Linjing Jiang, Satoshi Kasahara, Tomoya Ishida, Yuting Wei, Ami Chiba, Mina Samukawa, and Harukazu Tohyama
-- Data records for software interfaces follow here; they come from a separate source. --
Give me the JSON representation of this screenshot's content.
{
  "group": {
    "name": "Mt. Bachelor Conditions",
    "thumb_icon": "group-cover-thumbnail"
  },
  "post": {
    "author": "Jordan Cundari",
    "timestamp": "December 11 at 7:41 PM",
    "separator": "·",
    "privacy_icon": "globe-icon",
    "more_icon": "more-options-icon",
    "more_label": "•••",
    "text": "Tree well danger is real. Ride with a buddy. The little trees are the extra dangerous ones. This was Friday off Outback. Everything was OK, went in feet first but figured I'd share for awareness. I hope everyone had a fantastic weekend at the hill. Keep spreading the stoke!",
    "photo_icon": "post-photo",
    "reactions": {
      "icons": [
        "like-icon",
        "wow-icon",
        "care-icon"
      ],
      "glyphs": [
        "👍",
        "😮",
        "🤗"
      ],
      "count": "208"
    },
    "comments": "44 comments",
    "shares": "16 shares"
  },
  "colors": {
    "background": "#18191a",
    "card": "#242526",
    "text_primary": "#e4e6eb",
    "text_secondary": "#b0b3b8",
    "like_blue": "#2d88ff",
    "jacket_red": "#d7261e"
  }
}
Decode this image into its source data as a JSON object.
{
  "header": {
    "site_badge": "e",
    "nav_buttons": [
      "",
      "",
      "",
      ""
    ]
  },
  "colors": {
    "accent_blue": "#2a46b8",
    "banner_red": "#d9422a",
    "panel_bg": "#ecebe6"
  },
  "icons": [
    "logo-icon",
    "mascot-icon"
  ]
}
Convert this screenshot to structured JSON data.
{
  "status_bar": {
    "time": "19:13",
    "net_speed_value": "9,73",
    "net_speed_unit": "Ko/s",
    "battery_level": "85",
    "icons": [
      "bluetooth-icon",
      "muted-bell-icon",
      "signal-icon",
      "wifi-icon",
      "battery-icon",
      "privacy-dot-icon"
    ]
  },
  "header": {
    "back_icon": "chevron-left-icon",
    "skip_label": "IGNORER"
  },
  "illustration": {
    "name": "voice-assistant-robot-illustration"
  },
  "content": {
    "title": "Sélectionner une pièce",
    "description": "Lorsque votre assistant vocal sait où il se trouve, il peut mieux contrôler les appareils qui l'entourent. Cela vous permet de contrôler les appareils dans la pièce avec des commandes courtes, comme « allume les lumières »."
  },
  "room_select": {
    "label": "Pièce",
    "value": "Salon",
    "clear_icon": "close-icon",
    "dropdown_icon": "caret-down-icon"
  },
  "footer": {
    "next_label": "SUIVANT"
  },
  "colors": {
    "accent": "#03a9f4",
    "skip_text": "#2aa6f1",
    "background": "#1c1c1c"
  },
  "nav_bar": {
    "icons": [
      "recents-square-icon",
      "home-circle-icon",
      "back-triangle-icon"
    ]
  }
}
It is well-known that multitasking impairs the performance of one or both of the concomitant ongoing tasks. Previous studies have mainly focused on how a secondary task can compromise visual or auditory information processing. However, despite dual tasking being critical to motor performance, the effects of dual-task performance on proprioceptive information processing have not been studied yet. The purpose of the present study was, therefore, to investigate whether sensorimotor task performance would be affected by the dual task and if so, in which phase of the sensorimotor task performance would this negative effect occur. The kinematic variables of passive and active knee movements elicited by the leg drop test were analyzed. Thirteen young adults participated in the study. The dual task consisted of performing serial subtractions. The results showed that the dual task increased both the reaction time to counteract passive knee–joint movements in the leg drop test and the threshold to detect those movements. The dual task did not affect the speed and time during the active knee movement and the absolute angle error between the final and the target knee angles. Furthermore, the results showed that the time to complete the sensorimotor task was prolonged in dual tasking. Our findings suggest that dual tasking reduces motor performance due to slowing down proprioceptive information processing without affecting movement execution.